Instructions for the task =
Search the records for lines that contain the word "structured". Copy them all.

==================================================

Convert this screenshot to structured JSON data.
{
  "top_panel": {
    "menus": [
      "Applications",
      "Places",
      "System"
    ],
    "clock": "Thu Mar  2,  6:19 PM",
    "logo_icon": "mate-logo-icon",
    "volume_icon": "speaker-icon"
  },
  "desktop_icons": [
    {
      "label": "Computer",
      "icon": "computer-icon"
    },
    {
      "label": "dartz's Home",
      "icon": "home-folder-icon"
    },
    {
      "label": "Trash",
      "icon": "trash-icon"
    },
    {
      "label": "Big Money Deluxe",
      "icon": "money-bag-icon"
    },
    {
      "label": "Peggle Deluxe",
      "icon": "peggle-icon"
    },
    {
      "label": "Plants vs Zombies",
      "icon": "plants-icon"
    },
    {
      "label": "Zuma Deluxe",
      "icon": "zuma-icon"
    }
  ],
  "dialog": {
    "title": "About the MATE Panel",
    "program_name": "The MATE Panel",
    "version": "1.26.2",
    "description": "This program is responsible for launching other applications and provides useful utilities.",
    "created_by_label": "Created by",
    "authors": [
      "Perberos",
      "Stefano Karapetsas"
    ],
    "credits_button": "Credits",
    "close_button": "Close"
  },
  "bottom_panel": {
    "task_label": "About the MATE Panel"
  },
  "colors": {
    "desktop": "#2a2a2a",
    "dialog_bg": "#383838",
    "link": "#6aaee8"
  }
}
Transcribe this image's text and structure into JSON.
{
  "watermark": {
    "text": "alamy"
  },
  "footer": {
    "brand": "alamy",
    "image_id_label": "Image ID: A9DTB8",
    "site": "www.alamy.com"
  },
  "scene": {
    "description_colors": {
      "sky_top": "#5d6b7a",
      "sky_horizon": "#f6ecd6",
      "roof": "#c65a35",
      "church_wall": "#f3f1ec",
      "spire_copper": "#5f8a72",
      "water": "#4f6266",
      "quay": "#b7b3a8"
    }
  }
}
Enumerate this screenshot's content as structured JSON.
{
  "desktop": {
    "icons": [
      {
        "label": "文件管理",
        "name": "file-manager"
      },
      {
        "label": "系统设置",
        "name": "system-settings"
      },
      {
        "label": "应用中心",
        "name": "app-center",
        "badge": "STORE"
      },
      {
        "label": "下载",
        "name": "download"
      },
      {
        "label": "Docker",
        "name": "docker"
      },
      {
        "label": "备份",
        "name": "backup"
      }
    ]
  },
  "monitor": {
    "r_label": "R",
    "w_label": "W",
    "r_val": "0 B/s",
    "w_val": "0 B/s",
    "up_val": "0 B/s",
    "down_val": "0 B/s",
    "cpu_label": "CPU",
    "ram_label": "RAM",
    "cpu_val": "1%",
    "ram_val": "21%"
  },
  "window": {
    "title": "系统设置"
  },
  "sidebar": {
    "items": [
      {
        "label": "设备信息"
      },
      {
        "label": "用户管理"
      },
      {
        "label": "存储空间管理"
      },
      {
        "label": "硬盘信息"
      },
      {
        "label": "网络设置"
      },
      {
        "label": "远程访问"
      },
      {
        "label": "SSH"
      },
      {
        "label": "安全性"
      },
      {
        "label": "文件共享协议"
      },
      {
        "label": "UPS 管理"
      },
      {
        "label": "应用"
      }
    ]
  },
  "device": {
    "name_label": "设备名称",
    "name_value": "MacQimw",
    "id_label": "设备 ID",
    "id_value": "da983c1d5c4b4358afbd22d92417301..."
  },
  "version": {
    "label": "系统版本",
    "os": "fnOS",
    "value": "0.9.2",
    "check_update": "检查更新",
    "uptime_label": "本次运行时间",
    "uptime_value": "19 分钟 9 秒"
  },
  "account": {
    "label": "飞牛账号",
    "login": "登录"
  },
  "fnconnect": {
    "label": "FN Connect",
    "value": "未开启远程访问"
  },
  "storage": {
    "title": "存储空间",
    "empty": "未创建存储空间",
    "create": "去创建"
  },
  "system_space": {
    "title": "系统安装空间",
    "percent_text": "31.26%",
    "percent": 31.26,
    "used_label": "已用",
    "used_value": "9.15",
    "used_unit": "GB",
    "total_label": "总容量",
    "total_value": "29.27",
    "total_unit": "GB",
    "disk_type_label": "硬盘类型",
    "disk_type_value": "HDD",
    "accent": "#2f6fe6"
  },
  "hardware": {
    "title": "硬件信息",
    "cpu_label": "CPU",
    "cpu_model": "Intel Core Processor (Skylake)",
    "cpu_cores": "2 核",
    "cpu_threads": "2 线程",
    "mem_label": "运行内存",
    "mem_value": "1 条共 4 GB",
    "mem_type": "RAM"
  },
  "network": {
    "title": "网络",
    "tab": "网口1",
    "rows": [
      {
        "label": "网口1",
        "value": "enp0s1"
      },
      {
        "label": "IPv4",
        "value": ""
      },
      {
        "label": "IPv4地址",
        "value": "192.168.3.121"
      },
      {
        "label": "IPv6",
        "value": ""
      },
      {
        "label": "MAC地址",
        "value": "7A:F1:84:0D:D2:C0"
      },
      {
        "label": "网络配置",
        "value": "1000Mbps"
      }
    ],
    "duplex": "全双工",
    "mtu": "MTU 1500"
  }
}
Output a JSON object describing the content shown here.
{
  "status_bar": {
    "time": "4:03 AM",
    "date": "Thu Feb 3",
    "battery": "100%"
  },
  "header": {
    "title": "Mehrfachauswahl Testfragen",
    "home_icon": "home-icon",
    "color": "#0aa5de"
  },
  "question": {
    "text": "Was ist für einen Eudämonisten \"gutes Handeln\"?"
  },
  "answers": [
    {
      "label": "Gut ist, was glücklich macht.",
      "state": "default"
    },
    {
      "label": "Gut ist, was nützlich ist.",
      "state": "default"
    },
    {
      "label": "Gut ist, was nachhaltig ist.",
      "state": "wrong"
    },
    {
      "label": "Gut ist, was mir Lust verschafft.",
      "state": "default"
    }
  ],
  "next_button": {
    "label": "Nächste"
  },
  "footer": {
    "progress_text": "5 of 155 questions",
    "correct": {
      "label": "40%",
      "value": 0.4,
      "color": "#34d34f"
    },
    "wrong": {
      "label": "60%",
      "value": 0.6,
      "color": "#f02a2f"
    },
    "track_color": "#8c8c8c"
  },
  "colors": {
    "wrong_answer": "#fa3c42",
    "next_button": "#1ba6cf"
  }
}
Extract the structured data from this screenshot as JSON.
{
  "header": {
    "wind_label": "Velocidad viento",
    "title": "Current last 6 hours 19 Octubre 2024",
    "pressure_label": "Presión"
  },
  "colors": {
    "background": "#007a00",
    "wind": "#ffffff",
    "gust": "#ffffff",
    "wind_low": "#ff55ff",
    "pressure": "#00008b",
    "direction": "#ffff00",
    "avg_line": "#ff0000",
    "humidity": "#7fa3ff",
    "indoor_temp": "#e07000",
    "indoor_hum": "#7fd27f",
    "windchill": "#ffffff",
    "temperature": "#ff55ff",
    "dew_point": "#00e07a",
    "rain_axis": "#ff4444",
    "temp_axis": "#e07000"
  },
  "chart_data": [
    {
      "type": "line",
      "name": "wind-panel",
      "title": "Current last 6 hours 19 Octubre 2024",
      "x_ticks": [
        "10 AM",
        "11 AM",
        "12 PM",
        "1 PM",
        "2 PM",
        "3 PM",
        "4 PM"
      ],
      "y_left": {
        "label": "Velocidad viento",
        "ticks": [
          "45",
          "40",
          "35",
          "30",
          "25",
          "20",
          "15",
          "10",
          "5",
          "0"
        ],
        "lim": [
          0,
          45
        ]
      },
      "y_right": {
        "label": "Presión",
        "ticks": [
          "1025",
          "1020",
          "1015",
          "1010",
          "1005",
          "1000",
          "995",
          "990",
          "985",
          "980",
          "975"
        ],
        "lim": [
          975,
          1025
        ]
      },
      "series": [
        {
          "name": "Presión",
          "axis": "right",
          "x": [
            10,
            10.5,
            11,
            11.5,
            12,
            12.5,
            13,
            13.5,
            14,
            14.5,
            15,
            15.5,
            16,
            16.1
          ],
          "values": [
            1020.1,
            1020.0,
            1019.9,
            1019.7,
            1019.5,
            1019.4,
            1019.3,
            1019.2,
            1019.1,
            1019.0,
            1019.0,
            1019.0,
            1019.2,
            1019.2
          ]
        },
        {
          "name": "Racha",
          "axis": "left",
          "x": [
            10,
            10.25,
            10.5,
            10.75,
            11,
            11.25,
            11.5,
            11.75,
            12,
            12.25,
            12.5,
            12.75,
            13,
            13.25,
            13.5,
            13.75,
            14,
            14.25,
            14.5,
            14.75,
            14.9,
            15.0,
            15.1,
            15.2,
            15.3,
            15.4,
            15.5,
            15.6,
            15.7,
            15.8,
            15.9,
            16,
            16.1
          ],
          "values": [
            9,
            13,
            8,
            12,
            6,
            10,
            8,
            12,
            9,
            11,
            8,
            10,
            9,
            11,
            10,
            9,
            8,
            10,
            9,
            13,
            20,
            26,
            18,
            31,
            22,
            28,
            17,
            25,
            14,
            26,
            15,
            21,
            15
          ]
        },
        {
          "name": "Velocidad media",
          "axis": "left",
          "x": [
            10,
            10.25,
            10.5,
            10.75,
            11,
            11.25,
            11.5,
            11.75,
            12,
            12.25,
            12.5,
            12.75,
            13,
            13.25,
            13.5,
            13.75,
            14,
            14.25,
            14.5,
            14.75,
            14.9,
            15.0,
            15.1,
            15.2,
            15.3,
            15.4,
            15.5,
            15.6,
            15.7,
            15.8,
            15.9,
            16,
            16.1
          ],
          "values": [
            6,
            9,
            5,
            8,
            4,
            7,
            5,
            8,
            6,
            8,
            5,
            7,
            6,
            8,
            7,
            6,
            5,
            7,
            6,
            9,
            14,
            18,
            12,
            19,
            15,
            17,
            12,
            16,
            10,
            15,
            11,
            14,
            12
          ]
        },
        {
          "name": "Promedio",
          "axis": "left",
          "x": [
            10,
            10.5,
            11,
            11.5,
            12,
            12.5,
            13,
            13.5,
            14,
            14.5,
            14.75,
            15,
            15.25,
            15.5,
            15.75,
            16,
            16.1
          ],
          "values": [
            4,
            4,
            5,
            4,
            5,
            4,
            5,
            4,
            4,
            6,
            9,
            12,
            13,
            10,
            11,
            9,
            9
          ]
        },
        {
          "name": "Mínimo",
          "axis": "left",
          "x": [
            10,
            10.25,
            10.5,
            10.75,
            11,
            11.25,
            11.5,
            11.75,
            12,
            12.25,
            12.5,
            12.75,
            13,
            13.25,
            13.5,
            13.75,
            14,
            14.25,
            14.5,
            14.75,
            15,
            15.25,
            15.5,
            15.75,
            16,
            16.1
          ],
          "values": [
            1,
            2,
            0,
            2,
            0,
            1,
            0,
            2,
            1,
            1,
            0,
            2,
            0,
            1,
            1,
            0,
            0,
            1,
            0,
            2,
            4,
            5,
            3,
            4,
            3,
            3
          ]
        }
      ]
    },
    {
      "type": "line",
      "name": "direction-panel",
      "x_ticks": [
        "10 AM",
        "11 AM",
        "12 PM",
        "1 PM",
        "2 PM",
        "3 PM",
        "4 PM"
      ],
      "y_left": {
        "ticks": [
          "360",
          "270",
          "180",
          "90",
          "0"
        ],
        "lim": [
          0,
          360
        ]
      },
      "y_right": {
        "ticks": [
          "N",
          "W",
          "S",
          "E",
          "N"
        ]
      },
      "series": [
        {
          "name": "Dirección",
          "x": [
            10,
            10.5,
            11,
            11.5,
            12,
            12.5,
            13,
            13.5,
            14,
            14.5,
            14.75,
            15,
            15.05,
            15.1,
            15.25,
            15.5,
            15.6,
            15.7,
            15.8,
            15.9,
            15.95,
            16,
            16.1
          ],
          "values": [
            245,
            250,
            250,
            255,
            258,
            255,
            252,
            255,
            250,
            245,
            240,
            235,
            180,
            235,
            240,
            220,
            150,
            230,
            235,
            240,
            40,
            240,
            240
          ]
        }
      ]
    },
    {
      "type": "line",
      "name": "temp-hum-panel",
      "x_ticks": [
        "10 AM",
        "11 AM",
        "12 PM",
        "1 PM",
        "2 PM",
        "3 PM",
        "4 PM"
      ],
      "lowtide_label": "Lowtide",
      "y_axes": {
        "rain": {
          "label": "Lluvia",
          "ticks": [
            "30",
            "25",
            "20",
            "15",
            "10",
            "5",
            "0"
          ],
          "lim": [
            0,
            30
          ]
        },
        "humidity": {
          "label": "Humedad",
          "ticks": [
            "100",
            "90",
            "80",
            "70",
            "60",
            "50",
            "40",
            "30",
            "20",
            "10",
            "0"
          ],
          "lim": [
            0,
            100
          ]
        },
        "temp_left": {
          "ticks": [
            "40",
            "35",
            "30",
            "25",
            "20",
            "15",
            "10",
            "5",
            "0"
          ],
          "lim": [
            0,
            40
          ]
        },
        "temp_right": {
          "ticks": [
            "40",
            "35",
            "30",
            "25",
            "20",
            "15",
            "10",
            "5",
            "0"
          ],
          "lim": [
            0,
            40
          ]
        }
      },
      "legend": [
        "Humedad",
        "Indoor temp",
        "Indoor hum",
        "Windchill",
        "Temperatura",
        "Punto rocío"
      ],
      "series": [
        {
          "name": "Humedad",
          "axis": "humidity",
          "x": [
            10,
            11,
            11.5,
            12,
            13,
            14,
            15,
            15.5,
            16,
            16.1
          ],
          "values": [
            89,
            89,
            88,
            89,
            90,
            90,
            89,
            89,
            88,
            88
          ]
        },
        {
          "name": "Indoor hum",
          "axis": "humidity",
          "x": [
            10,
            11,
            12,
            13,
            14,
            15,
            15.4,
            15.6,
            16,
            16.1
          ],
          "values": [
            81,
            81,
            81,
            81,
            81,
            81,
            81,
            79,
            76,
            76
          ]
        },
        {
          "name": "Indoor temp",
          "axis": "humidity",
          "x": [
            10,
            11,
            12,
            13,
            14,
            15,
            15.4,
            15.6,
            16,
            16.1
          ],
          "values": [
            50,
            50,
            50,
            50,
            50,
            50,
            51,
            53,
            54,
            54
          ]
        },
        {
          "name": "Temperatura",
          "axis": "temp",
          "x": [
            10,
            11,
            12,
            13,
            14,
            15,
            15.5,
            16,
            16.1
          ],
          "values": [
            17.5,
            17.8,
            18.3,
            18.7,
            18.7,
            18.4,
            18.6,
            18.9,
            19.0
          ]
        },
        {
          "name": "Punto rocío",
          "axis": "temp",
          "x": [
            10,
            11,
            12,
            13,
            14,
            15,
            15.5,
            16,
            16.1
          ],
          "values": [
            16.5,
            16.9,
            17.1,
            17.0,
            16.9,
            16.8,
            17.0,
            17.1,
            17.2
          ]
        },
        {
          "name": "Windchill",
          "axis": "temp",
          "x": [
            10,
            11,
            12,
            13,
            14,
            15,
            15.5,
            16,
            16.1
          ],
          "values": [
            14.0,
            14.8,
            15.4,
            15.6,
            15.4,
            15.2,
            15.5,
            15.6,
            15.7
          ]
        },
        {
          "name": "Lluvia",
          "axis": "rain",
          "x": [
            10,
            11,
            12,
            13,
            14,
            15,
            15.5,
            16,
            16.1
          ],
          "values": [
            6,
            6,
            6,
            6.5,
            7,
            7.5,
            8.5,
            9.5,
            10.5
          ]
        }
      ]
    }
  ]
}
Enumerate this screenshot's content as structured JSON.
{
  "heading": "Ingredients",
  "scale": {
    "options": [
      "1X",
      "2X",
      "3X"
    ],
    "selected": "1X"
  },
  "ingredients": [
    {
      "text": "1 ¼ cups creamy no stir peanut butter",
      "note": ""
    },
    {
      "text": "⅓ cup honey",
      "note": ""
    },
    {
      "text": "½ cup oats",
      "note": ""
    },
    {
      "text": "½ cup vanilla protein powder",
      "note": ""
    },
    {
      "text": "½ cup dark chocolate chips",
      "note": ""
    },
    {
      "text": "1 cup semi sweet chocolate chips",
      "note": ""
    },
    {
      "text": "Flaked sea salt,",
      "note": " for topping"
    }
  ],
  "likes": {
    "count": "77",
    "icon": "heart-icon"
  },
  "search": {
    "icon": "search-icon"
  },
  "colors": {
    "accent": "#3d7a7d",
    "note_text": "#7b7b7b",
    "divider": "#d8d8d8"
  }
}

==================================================

Answer space =
Convert this screenshot to structured JSON data.
Enumerate this screenshot's content as structured JSON.
Extract the structured data from this screenshot as JSON.
Enumerate this screenshot's content as structured JSON.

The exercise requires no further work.